> **What the task asks**: Return each line of the records holding the string "content".

(Task input)

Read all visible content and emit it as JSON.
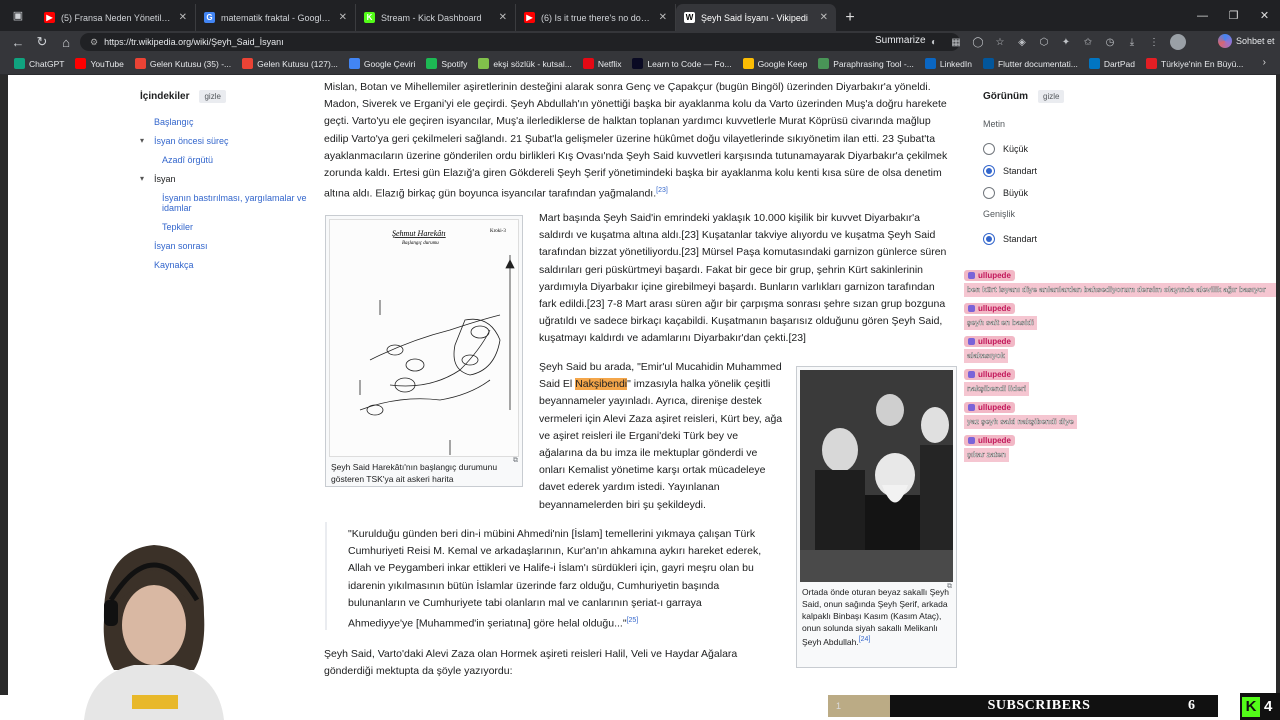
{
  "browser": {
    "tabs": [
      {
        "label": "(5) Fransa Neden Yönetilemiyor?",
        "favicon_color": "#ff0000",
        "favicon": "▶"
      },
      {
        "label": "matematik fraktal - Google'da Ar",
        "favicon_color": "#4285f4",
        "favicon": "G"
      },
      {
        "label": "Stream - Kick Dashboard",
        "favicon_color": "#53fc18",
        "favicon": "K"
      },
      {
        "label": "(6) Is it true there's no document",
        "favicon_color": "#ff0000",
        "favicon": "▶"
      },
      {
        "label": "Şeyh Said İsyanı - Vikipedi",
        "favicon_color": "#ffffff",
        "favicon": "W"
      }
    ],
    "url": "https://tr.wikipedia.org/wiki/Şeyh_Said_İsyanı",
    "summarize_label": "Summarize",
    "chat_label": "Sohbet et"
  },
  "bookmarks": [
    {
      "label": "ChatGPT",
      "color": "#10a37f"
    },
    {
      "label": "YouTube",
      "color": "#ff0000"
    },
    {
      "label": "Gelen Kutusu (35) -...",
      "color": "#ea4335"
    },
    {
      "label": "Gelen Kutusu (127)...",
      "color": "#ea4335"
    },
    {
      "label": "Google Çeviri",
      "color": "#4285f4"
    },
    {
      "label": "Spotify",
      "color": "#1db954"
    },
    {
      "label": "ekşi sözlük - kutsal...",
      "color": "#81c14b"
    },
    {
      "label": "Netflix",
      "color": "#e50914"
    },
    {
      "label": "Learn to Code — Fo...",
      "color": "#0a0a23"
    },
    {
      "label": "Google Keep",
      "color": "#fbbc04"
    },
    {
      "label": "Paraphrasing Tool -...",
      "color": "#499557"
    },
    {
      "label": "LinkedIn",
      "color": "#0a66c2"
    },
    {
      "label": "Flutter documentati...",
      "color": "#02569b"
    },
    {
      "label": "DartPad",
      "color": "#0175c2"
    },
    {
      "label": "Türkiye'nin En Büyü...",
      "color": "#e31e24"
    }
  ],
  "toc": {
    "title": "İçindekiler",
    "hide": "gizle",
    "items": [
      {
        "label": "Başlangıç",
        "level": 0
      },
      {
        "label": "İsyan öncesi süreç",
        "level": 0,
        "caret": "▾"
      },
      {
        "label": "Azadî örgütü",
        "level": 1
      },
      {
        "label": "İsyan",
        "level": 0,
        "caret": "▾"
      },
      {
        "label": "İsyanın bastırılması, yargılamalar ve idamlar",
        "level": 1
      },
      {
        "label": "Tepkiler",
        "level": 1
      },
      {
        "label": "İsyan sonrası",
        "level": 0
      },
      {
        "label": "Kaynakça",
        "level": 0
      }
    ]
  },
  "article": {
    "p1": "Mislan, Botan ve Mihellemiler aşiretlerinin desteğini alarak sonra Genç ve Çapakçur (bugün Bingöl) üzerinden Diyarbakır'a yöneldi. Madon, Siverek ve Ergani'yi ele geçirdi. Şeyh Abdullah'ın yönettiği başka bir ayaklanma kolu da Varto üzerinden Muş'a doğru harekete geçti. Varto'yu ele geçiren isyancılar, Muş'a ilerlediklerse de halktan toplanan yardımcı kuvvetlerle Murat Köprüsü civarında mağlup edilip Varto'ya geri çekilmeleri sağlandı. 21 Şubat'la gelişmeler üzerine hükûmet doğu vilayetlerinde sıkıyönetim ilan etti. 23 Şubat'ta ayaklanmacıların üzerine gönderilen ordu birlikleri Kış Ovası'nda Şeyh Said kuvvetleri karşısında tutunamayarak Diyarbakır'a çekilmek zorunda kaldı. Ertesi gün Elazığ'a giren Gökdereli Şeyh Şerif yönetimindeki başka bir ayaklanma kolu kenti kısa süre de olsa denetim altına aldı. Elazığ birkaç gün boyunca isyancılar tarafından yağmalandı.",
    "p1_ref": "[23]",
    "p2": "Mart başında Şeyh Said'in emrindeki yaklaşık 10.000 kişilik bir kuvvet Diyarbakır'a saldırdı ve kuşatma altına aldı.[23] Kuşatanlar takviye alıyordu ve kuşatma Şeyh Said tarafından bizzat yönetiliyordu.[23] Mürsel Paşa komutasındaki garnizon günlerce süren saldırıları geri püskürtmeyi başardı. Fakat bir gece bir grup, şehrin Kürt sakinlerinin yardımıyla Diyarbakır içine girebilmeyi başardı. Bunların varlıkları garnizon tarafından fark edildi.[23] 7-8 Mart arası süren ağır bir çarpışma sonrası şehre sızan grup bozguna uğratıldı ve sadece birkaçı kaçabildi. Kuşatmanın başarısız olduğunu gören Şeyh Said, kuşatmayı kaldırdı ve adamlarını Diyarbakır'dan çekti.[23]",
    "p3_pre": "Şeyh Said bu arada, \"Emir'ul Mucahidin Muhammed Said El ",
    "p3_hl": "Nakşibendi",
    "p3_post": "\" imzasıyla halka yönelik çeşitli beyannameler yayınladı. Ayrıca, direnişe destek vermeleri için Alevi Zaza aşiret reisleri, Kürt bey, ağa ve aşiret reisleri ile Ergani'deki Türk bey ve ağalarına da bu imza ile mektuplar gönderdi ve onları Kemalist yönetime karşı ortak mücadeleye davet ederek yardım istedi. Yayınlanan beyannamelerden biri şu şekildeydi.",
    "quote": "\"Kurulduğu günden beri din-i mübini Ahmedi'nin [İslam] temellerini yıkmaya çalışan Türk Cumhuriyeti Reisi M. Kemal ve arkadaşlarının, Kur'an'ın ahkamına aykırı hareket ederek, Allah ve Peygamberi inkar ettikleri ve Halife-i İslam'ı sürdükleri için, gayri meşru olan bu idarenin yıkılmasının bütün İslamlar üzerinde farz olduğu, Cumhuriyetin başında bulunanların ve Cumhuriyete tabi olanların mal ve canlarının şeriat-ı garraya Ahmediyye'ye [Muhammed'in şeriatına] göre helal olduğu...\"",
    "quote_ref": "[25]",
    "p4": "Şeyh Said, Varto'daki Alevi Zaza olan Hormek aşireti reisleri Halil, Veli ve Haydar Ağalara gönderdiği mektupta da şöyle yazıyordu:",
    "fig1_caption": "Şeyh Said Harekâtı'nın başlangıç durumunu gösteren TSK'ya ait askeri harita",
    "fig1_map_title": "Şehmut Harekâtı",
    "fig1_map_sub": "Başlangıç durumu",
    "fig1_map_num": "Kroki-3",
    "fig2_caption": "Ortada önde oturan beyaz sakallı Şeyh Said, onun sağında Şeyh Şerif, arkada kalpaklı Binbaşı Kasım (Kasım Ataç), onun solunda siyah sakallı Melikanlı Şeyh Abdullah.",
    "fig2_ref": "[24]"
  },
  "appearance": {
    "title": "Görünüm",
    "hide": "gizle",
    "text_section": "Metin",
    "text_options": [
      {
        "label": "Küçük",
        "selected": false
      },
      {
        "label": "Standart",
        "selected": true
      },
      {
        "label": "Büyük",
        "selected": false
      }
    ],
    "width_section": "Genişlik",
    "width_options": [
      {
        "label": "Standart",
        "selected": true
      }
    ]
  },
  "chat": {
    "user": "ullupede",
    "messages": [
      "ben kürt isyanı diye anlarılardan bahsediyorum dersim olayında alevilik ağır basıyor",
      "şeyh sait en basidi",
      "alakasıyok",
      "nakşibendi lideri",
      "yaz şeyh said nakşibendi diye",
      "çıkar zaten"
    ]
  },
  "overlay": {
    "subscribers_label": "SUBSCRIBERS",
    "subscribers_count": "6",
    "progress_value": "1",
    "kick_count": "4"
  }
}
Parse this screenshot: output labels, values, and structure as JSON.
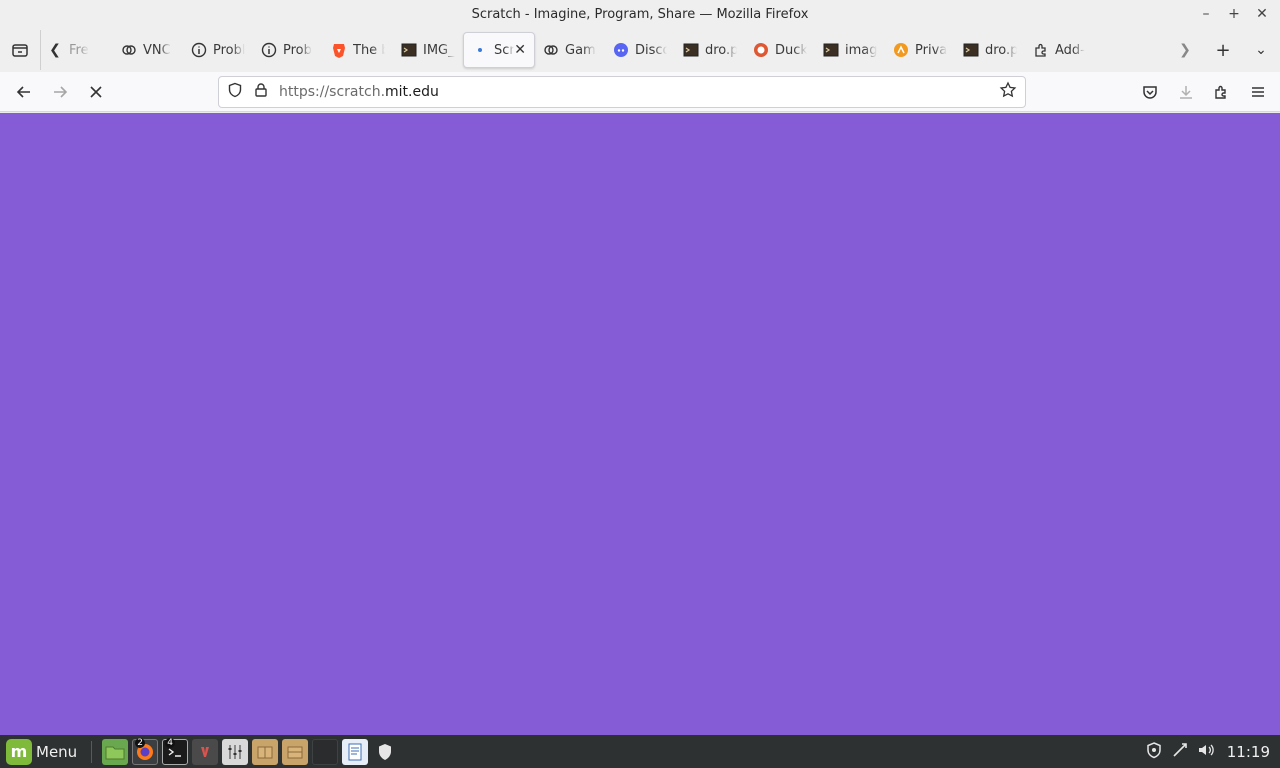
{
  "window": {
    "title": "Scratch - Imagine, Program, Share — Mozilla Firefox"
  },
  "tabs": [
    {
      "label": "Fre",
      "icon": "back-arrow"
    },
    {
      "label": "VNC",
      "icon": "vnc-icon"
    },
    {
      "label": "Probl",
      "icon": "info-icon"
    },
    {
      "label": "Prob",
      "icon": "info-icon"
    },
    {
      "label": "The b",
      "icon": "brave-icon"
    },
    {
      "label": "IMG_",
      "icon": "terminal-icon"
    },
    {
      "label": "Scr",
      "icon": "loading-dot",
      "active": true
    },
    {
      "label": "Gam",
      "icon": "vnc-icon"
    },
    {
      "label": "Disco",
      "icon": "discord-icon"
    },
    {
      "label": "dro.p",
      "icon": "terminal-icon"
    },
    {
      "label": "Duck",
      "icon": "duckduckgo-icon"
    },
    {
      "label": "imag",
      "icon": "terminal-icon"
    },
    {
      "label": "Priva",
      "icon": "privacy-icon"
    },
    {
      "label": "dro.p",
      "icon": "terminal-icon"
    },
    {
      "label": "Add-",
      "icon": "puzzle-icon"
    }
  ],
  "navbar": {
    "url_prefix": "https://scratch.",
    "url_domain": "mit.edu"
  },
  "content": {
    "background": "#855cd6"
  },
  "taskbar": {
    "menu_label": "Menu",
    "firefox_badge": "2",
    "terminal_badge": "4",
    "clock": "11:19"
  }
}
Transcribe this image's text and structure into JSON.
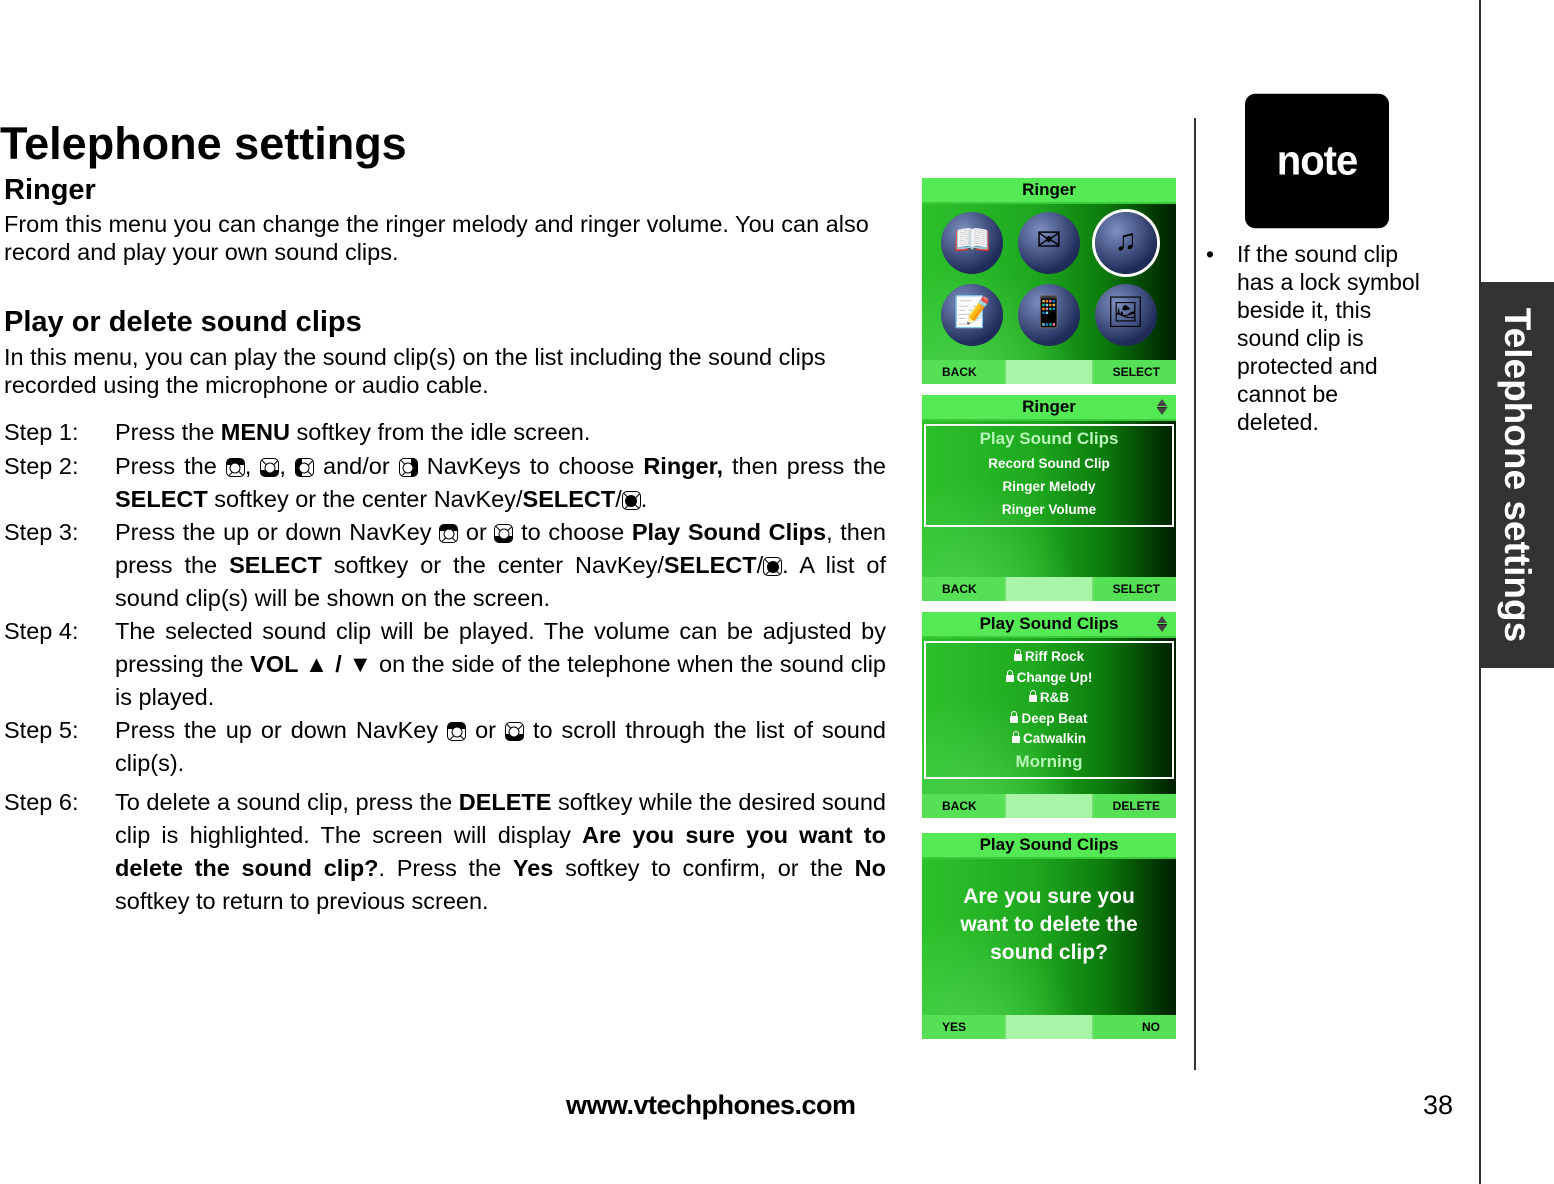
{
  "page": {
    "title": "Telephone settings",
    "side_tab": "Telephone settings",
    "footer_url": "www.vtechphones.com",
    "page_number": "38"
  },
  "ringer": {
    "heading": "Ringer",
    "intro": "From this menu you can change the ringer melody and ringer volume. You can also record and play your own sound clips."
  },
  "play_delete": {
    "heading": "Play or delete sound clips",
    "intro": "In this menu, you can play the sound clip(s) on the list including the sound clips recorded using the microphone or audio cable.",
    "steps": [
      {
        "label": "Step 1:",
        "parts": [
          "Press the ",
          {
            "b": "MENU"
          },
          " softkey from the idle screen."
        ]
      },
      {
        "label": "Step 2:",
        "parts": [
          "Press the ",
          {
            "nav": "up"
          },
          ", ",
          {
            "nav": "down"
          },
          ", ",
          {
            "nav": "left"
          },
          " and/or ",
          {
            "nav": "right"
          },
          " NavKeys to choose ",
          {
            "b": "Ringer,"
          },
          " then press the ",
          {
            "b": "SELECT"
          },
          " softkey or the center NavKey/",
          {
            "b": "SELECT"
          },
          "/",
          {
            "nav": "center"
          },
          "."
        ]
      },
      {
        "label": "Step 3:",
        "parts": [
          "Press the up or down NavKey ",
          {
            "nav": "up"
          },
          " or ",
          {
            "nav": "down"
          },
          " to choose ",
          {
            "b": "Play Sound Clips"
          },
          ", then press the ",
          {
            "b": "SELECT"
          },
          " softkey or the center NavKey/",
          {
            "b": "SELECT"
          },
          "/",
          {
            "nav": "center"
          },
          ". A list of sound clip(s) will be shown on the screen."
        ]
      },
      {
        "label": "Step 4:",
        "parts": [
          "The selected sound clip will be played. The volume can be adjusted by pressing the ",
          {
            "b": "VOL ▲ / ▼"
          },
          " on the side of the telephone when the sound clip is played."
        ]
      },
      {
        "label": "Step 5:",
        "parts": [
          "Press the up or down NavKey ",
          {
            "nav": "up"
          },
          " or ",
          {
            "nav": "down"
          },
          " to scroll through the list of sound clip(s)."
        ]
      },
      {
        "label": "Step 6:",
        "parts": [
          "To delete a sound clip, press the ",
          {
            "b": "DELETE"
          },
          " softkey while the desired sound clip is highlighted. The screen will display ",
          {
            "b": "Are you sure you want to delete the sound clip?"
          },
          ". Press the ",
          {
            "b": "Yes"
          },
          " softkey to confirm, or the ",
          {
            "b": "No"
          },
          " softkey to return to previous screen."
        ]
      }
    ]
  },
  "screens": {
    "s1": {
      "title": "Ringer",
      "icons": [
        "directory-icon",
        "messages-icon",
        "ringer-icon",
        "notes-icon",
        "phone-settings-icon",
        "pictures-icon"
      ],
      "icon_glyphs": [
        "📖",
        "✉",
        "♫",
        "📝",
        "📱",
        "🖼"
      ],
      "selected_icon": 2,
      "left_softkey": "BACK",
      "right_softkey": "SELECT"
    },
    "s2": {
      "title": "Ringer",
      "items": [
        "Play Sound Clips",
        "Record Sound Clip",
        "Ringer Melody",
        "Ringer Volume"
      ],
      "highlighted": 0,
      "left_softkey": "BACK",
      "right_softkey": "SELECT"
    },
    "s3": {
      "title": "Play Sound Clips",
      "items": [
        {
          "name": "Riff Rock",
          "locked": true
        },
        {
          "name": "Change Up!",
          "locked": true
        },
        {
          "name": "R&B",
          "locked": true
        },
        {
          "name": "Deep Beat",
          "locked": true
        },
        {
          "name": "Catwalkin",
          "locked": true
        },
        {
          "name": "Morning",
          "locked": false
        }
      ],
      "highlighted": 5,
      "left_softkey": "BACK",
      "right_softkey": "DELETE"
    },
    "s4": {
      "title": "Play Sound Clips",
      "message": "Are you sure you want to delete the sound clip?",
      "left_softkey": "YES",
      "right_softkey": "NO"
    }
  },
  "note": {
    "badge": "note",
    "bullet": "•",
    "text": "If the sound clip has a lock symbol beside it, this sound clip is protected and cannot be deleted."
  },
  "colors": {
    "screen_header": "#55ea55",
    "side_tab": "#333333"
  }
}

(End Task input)

> **Answer box**:
Read all visible content and emit it as JSON.
  "content": {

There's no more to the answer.